The Prince of Wales accompanied by the Duchess of Cornell took a guided tour of the 141-feet-high temple, located on the banks of the Yamuna and is said to have appreciated the architectural beauty of the temple. They spent around 45 minutes in temple, which holds the Guinness world record for being the largest Hindu temple.
A team of volunteers and trustees of the temple garlanded the royal couple with roses and firiangapani and applied tilak as they entered the complex post noon. The Prince was escorted by a group of officiating priests led by the head priest who tied a thread around his wrist before being photographed with them.
All this time the Duchess, dressed in a cream coloured tunic with matching pants and shoes stood talking with wives of trustees and women volunteers. "The priests of the temple avoid speaking to women. This is part of the vows they take," said Geetikay, an IIT graduate who was part of the volunteers assisting the media contingent covering the couple's visit.
British royal couple Prince Charles and Camil spent around 45 minutes in temple.
Later, the royal couple, each sporting the customary poppy flowers on their attire, removed their footwear, walked up a flight of around 30 steps and posed for the shutterbugs at the landing, then climbed another set of steps before finally proceeding inside the main temple.
The main temple houses an 11-feet towering statue of Lord Swaminarayan, an 18th century Hindu social reformer, whose disciples formed the Swaminarayan sect with followers worldwide. "The Prince and the Duchess offered flowers- a mix of roses jasmine and marigold and spent some time inside," Janakbhai Dave, the temple's spokesperson told PTI.
Dave, who accompanied the royal couple inside the temple, said the Prince was curious about its architecture. "The Prince wanted to know the technique involved in building such a large structure without the use of steel. He also wanted to know the process and the number of people involved in building the temple.
The ornately hand carved sandstone temple, consecrated on November 6 in 2005, was built without structural steel within a period of five years by around 11,000 people including 7,000 artisans. According to temple officials, the temple houses the idols of all the 24 incarnations of Hindu god Vishnu and has 208 sculptures of the almost all Indian deities.

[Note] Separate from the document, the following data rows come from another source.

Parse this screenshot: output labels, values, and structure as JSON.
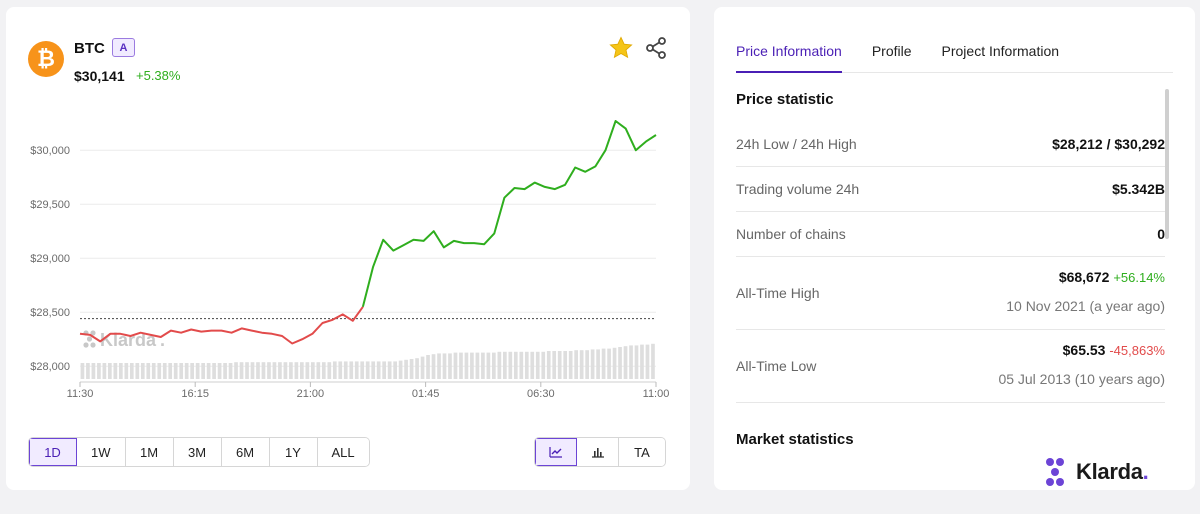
{
  "coin": {
    "symbol": "BTC",
    "grade": "A",
    "price": "$30,141",
    "change": "+5.38%",
    "logo_glyph": "₿",
    "logo_color": "#f7931a"
  },
  "icons": {
    "favorite": "star-icon",
    "share": "share-icon"
  },
  "colors": {
    "up": "#2fae1e",
    "down": "#e24b4b",
    "accent": "#4a1fb5"
  },
  "range_buttons": [
    "1D",
    "1W",
    "1M",
    "3M",
    "6M",
    "1Y",
    "ALL"
  ],
  "range_selected": "1D",
  "chart_type_buttons": [
    {
      "name": "line-chart-icon",
      "label": ""
    },
    {
      "name": "bar-chart-icon",
      "label": ""
    },
    {
      "name": "ta",
      "label": "TA"
    }
  ],
  "watermark": "Klarda",
  "chart_data": {
    "type": "line",
    "x_ticks": [
      "11:30",
      "16:15",
      "21:00",
      "01:45",
      "06:30",
      "11:00"
    ],
    "y_ticks": [
      "$28,000",
      "$28,500",
      "$29,000",
      "$29,500",
      "$30,000"
    ],
    "y_tick_values": [
      28000,
      28500,
      29000,
      29500,
      30000
    ],
    "ylim": [
      27900,
      30400
    ],
    "baseline": 28440,
    "grid": "horizontal",
    "series": [
      {
        "values": [
          28300,
          28290,
          28230,
          28300,
          28300,
          28280,
          28310,
          28290,
          28270,
          28330,
          28310,
          28340,
          28320,
          28330,
          28330,
          28310,
          28350,
          28330,
          28310,
          28300,
          28280,
          28210,
          28250,
          28300,
          28400,
          28430,
          28480,
          28420,
          28550,
          28920,
          29170,
          29070,
          29120,
          29170,
          29160,
          29250,
          29100,
          29160,
          29140,
          29140,
          29130,
          29230,
          29560,
          29650,
          29640,
          29700,
          29660,
          29640,
          29680,
          29840,
          29800,
          29850,
          30000,
          30270,
          30200,
          30000,
          30080,
          30141
        ]
      }
    ],
    "volume": [
      20,
      20,
      20,
      20,
      20,
      20,
      20,
      20,
      20,
      20,
      20,
      20,
      20,
      20,
      20,
      20,
      20,
      20,
      20,
      20,
      20,
      20,
      20,
      20,
      20,
      20,
      20,
      20,
      21,
      21,
      21,
      21,
      21,
      21,
      21,
      21,
      21,
      21,
      21,
      21,
      21,
      21,
      21,
      21,
      21,
      21,
      22,
      22,
      22,
      22,
      22,
      22,
      22,
      22,
      22,
      22,
      22,
      22,
      23,
      24,
      25,
      26,
      28,
      30,
      31,
      32,
      32,
      32,
      33,
      33,
      33,
      33,
      33,
      33,
      33,
      33,
      34,
      34,
      34,
      34,
      34,
      34,
      34,
      34,
      34,
      35,
      35,
      35,
      35,
      35,
      36,
      36,
      36,
      37,
      37,
      38,
      38,
      39,
      40,
      41,
      42,
      42,
      43,
      43,
      44
    ]
  },
  "info": {
    "tabs": [
      "Price Information",
      "Profile",
      "Project Information"
    ],
    "active_tab": "Price Information",
    "price_statistic_title": "Price statistic",
    "rows": [
      {
        "label": "24h Low / 24h High",
        "value": "$28,212 / $30,292"
      },
      {
        "label": "Trading volume 24h",
        "value": "$5.342B"
      },
      {
        "label": "Number of chains",
        "value": "0"
      }
    ],
    "ath": {
      "label": "All-Time High",
      "value": "$68,672",
      "change": "+56.14%",
      "date": "10 Nov 2021 (a year ago)"
    },
    "atl": {
      "label": "All-Time Low",
      "value": "$65.53",
      "change": "-45,863%",
      "date": "05 Jul 2013 (10 years ago)"
    },
    "market_statistics_title": "Market statistics",
    "brand": "Klarda"
  }
}
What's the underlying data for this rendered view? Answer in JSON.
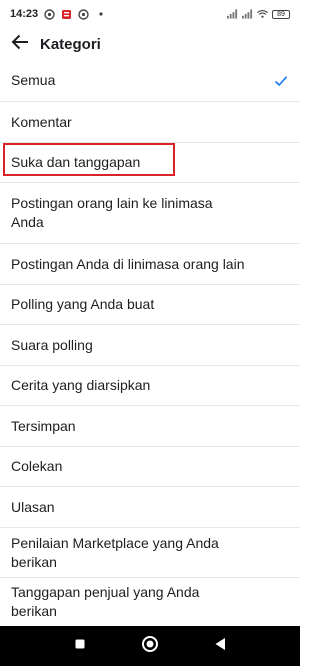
{
  "status_bar": {
    "time": "14:23",
    "battery": "89",
    "icons": [
      "browser-icon",
      "notification-icon",
      "browser-icon",
      "dot-icon",
      "signal-icon",
      "signal-icon",
      "wifi-icon",
      "battery-icon"
    ]
  },
  "app_bar": {
    "title": "Kategori",
    "back_icon": "back-arrow-icon"
  },
  "categories": [
    {
      "label": "Semua",
      "selected": true
    },
    {
      "label": "Komentar",
      "selected": false
    },
    {
      "label": "Suka dan tanggapan",
      "selected": false,
      "highlighted": true
    },
    {
      "label": "Postingan orang lain ke linimasa Anda",
      "selected": false
    },
    {
      "label": "Postingan Anda di linimasa orang lain",
      "selected": false
    },
    {
      "label": "Polling yang Anda buat",
      "selected": false
    },
    {
      "label": "Suara polling",
      "selected": false
    },
    {
      "label": "Cerita yang diarsipkan",
      "selected": false
    },
    {
      "label": "Tersimpan",
      "selected": false
    },
    {
      "label": "Colekan",
      "selected": false
    },
    {
      "label": "Ulasan",
      "selected": false
    },
    {
      "label": "Penilaian Marketplace yang Anda berikan",
      "selected": false
    },
    {
      "label": "Tanggapan penjual yang Anda berikan",
      "selected": false
    }
  ],
  "colors": {
    "check": "#1877f2",
    "highlight": "#d9242b",
    "nav_bar": "#000000"
  },
  "nav_bar": {
    "buttons": [
      "recents-square-icon",
      "home-circle-icon",
      "back-triangle-icon"
    ]
  }
}
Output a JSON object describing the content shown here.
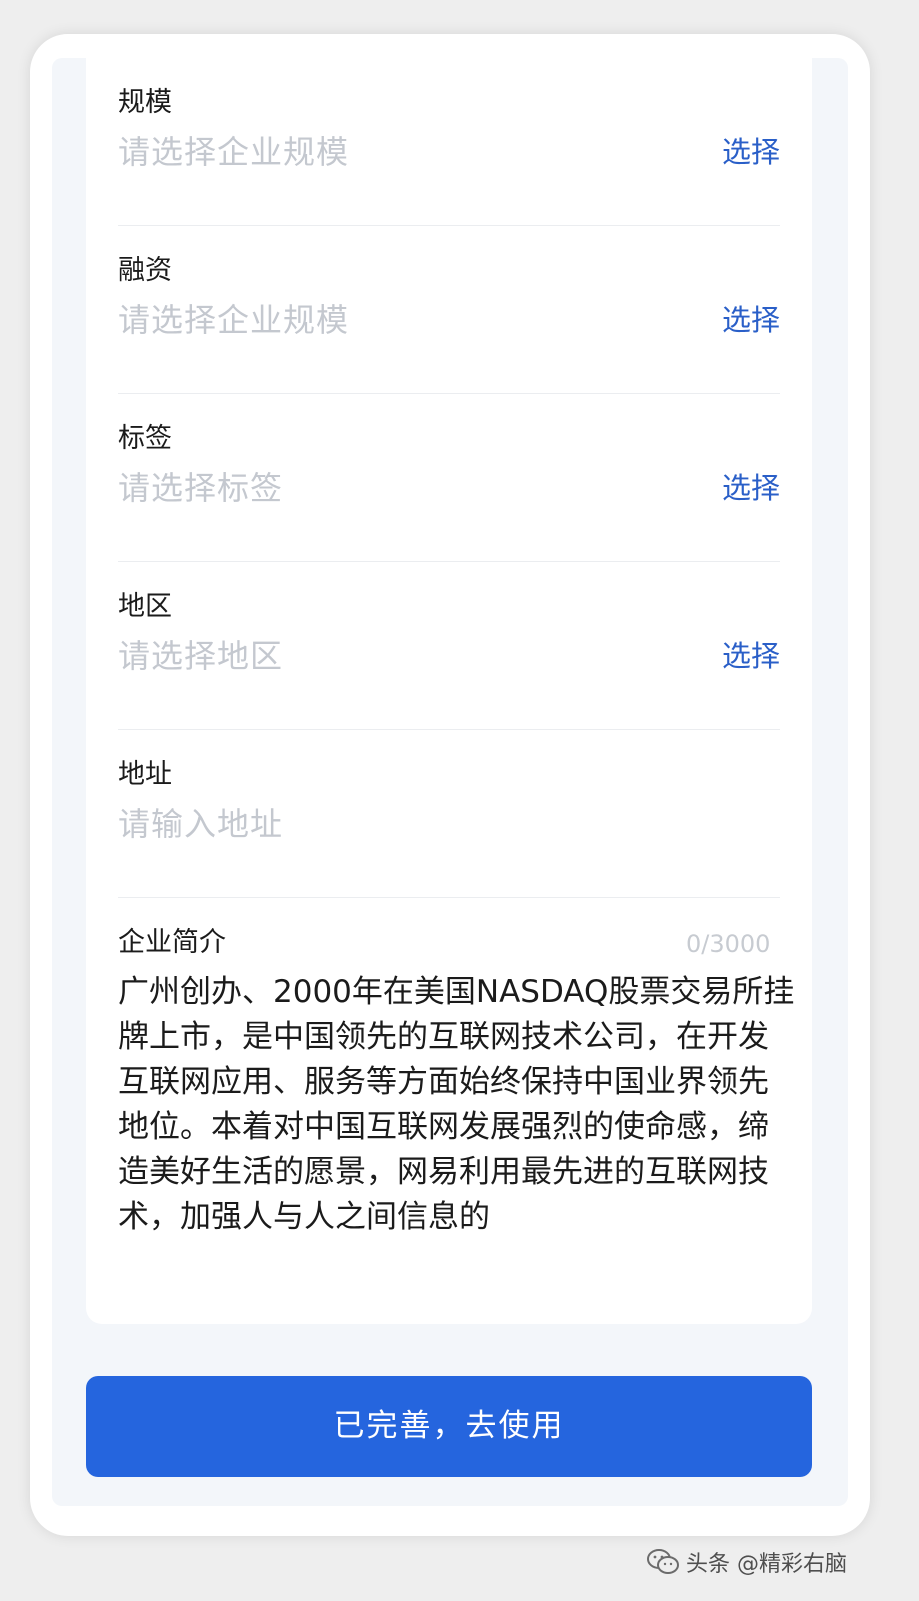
{
  "form": {
    "fields": [
      {
        "label": "规模",
        "placeholder": "请选择企业规模",
        "action": "选择"
      },
      {
        "label": "融资",
        "placeholder": "请选择企业规模",
        "action": "选择"
      },
      {
        "label": "标签",
        "placeholder": "请选择标签",
        "action": "选择"
      },
      {
        "label": "地区",
        "placeholder": "请选择地区",
        "action": "选择"
      },
      {
        "label": "地址",
        "placeholder": "请输入地址"
      }
    ],
    "intro": {
      "label": "企业简介",
      "counter": "0/3000",
      "text": "广州创办、2000年在美国NASDAQ股票交易所挂牌上市，是中国领先的互联网技术公司，在开发互联网应用、服务等方面始终保持中国业界领先地位。本着对中国互联网发展强烈的使命感，缔造美好生活的愿景，网易利用最先进的互联网技术，加强人与人之间信息的"
    }
  },
  "submit": {
    "label": "已完善，去使用"
  },
  "watermark": {
    "text": "头条 @精彩右脑",
    "icon": "wechat-icon"
  }
}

Charles and Camilla have previously visited the Swaminarayan Mandir, said to be the largest traditional Hindu temple outside India, at Neasden in north-west London. Charles had also visited the London temple with the late Princess Diana. "The Prince said he wished he had more time to spend inside the temple.
He appreciated the architecture of the temple," said Dave. The Prince and the Duchess circumambulated once around the temple. All the time the royal heir chatted with the head priest Atmaswarup Swami and another priest. He seemed to be inquiring about the carved elephant sculptures on the "Gajendra Path".

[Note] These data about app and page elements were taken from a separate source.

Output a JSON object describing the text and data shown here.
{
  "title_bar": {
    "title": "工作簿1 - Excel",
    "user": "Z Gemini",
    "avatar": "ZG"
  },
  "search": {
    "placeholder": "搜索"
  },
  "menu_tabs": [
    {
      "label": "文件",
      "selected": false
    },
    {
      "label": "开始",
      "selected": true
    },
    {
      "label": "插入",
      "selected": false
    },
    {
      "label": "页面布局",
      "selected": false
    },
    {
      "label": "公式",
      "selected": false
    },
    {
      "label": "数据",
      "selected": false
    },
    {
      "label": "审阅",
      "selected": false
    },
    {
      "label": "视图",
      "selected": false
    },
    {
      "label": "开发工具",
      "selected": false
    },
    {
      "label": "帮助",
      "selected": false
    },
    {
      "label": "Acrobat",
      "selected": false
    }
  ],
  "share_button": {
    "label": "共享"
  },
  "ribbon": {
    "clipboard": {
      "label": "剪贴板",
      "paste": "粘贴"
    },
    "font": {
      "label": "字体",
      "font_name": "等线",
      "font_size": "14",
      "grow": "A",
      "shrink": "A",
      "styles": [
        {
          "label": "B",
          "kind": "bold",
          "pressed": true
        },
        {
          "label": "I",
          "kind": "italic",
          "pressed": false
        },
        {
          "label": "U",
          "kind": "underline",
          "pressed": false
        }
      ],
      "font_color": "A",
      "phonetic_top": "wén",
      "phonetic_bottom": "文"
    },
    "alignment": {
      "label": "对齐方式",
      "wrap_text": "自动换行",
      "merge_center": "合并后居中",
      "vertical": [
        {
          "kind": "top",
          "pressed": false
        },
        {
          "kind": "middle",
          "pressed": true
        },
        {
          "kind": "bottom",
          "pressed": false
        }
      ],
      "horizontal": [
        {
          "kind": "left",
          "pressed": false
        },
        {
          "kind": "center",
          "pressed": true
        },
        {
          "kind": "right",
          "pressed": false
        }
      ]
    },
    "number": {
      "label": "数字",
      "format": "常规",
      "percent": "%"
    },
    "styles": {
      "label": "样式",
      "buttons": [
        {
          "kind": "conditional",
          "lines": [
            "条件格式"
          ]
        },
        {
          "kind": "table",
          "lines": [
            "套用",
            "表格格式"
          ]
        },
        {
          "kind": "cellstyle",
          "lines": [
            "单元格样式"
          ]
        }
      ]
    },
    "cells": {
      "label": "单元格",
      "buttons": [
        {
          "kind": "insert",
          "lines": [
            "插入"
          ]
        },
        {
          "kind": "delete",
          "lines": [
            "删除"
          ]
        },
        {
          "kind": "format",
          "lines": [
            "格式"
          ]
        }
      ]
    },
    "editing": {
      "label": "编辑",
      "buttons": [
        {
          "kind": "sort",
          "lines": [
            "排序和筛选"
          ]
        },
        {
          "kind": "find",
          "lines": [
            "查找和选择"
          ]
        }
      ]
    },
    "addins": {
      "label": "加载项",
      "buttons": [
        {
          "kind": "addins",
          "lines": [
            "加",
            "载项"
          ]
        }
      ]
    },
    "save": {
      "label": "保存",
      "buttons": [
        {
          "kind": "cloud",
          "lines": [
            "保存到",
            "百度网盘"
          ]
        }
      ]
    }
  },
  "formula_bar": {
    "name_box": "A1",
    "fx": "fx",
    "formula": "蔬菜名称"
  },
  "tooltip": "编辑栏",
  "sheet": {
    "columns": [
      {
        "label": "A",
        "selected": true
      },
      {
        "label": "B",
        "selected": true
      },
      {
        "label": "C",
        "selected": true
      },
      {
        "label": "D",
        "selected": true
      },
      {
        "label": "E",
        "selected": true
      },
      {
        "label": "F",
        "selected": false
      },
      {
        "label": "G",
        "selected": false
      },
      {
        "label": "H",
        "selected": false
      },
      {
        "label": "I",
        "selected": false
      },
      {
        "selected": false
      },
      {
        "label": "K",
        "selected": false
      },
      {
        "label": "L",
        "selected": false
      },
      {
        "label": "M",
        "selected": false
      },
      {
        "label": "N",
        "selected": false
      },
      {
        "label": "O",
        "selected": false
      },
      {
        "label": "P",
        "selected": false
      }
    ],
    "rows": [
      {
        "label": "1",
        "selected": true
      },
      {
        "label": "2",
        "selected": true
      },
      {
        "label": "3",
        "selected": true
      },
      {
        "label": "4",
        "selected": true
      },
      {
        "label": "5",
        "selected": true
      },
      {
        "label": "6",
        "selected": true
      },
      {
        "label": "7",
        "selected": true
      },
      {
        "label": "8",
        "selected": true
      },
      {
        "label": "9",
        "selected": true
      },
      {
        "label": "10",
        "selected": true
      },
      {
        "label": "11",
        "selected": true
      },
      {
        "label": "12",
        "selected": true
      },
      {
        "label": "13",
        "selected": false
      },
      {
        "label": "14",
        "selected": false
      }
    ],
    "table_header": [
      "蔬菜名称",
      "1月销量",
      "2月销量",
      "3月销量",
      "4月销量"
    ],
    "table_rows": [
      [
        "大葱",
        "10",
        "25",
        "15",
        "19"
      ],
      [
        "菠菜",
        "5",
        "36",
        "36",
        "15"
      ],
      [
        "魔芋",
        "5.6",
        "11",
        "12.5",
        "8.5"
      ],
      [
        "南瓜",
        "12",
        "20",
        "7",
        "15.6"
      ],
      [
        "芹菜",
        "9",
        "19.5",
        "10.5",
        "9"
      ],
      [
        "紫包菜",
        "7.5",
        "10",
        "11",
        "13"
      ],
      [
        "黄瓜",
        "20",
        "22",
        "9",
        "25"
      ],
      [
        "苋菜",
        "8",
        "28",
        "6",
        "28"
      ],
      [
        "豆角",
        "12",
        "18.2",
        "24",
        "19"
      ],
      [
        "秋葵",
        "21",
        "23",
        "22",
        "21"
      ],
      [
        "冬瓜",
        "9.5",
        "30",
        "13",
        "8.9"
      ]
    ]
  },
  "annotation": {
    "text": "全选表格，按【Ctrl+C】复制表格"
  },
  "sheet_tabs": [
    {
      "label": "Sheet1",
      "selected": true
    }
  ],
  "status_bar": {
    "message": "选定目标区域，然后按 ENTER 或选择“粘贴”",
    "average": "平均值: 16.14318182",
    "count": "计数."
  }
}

The path enclosing the temple in its midst has a total of 148 life like stone elephants depicting tales from the ancient scriptures. The Duchess was extremely pleased and delighted to be able to visit the temple. "She seemed very happy," said a woman volunteer who guided the Duchess across the temple.
The Prince along with the Duchess is on a nine-day visit to India ahead of his trip to Sri Lanka where he is chairing the Commonwealth Heads of Government Meeting (CHOGM).